Star NFL Receiver Arrested Yet Again One, they can pack a significant amount of protein and other nutrients into a small package. Two, they're more eco-friendly than traditional protein sources such as cattle. Three, they actually taste pretty good. For example, STACK reviewed two cricket-based protein bars earlier this year, and we were pleasantly surprised at their flavor. Insects (such as crickets) can easily be ground into a flour, which makes their culinary uses virtually endless. Look for more people to be getting a protein punch from bugs in the year ahead.
It might sound gross, but if humans embraced insects as the viable source of nutrients they are, a sizable dent would be put in the world's food shortage issues. Insects and other bugs are a good source of proteins and fats.

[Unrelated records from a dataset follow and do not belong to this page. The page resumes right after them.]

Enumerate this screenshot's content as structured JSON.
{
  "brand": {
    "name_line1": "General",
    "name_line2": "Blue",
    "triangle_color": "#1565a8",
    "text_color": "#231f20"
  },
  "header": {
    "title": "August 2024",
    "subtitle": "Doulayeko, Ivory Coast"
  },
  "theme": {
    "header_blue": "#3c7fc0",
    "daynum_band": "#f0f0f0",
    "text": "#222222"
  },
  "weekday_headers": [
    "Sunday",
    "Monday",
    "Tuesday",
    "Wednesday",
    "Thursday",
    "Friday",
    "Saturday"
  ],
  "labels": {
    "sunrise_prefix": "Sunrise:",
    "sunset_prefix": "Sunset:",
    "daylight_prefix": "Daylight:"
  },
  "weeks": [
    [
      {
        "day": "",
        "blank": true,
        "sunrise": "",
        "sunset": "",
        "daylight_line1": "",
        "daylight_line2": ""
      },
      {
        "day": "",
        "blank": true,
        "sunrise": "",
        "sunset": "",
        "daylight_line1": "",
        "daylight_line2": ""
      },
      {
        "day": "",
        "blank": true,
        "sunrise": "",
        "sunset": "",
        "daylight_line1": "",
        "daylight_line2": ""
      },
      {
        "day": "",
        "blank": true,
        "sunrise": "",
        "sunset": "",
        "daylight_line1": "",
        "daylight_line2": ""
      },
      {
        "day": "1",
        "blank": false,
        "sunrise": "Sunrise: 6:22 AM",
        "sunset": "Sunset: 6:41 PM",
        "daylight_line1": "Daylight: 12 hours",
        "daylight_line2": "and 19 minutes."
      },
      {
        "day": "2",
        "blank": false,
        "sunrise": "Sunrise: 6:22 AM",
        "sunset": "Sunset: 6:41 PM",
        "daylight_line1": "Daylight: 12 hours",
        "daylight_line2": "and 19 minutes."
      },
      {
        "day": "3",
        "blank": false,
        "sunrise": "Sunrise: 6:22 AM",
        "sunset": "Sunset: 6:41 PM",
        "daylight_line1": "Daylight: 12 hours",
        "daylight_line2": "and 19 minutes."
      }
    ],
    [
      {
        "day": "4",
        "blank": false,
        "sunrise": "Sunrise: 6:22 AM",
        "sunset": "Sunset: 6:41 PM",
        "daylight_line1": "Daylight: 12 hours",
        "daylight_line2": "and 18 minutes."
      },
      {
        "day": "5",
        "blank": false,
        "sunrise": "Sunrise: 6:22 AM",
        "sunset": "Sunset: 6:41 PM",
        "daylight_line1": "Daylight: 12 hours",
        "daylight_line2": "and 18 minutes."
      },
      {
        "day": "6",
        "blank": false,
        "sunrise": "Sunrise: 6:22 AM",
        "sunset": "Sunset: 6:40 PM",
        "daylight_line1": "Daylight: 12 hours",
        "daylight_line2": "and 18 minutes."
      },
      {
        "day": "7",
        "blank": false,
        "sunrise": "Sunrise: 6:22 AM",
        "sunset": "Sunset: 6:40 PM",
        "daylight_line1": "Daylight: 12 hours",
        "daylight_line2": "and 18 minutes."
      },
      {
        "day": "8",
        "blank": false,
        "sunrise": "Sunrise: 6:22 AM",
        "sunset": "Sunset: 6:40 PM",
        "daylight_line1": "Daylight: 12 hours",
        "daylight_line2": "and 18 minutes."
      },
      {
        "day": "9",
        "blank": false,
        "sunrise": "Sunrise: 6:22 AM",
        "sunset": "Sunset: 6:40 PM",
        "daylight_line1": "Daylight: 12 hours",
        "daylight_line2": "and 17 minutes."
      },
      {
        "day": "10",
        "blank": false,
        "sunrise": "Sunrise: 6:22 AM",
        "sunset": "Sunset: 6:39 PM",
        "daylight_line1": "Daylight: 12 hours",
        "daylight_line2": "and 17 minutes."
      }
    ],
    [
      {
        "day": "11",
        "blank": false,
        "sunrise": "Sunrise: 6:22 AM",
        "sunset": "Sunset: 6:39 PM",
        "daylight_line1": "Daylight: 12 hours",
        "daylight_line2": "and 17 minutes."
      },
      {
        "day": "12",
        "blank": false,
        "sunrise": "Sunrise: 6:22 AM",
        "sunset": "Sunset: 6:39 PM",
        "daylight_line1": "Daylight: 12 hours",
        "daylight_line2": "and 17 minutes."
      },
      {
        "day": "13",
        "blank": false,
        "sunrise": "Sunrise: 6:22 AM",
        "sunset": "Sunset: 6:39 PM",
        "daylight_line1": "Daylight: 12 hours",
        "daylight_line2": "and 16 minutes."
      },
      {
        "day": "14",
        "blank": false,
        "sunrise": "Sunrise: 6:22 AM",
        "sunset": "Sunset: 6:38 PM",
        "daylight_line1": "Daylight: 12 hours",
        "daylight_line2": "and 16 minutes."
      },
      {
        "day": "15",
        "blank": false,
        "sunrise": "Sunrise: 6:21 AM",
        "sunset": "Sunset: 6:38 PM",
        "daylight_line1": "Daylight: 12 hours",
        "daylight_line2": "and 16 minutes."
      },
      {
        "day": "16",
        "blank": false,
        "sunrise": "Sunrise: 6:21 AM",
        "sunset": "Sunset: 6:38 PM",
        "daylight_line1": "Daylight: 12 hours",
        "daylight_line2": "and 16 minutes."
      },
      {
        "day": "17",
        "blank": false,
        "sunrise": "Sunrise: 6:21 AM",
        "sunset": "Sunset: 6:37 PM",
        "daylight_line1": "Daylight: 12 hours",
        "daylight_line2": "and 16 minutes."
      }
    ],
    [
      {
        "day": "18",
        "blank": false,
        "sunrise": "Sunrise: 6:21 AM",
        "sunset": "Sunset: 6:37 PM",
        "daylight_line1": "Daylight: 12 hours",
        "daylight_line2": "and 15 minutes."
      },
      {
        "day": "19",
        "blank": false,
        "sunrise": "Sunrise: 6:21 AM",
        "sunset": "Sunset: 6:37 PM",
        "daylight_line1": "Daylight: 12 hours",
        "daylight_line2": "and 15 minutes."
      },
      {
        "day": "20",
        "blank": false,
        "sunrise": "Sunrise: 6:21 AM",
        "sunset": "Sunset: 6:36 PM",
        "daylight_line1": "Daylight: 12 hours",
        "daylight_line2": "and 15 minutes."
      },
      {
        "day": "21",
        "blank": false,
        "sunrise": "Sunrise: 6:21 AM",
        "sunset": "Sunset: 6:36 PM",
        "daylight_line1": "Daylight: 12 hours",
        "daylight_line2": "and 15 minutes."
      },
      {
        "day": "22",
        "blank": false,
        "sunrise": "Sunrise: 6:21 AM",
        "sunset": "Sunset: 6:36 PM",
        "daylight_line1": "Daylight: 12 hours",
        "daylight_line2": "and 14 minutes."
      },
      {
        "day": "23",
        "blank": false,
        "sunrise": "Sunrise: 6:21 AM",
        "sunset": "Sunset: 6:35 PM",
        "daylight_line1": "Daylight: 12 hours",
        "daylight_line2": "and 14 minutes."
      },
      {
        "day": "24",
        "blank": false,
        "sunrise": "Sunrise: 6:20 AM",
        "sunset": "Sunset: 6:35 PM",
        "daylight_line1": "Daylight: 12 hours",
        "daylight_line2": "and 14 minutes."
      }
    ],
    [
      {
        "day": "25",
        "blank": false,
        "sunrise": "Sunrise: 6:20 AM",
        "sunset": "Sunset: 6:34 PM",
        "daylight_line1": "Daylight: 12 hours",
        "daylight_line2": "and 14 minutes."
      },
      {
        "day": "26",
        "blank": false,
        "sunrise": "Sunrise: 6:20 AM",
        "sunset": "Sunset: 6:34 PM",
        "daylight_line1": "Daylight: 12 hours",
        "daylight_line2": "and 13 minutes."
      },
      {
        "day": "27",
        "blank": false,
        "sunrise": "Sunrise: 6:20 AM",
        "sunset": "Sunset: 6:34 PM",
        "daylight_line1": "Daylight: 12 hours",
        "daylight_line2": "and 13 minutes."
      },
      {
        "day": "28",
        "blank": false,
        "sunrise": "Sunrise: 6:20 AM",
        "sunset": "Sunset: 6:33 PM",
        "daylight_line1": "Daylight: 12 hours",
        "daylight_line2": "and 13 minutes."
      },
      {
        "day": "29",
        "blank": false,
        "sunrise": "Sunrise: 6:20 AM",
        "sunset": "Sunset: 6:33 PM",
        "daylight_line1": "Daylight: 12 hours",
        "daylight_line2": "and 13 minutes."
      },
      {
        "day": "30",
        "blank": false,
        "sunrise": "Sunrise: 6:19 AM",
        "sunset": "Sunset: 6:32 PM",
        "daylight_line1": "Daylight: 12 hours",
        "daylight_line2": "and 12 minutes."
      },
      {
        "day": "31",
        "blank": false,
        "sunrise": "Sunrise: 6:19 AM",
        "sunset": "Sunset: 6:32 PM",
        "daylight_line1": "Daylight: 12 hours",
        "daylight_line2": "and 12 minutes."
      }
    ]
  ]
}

Meanwhile experimental psychologists Charles Spence and Betina Piqueras-Fiszman round up research on the criteria for gustatory nirvana in The Perfect Meal (Wiley), reviewed here. Spence and Piqueras-Fiszman explore variables such as lighting, plate size and the behaviour of wait staff. And speculate broadly about the future of food, including entomophagy or insect-eating. (See also The Insect Cookbook, and an interview with its author Arnold van Huis). Spence and Piqueras-Fiszman reference the Nordic Food Lab as a hotbed of insect-based chow, not least the Chimp Stick — a liquorice root studded with honeyed ants (Formica rufa and Lasius fuliginosus).
They have all, however, been pipped to that post not only by the 2 billion people whose traditional cuisine, notes the UN Food and Agriculture Organization, already encompasses everything from grubs to blood flies, but by Vincent Holt. The Victorian naturalist’s 1885 pamphlet Why Not Eat Insects? suggests a menu featuring Moths on Toast.
Food trends don’t come much weirder than the latest big thing featuring on the menus of top restaurants across the world: BUGS!
If you’ve ever been to Thailand you may have come across bugs being served in food markets, everything from scorpions to grasshoppers on sticks. But this tourist attraction in now being taken to fine dining establishments, with bugs being the ingredient of choice.
Michael Kalmanovitch of Earth's General Store has been devoted to vegetarian products in his south side store forever. But now that he's downtown, he's expanded his range of proteins to include organic meat and now, organic crickets.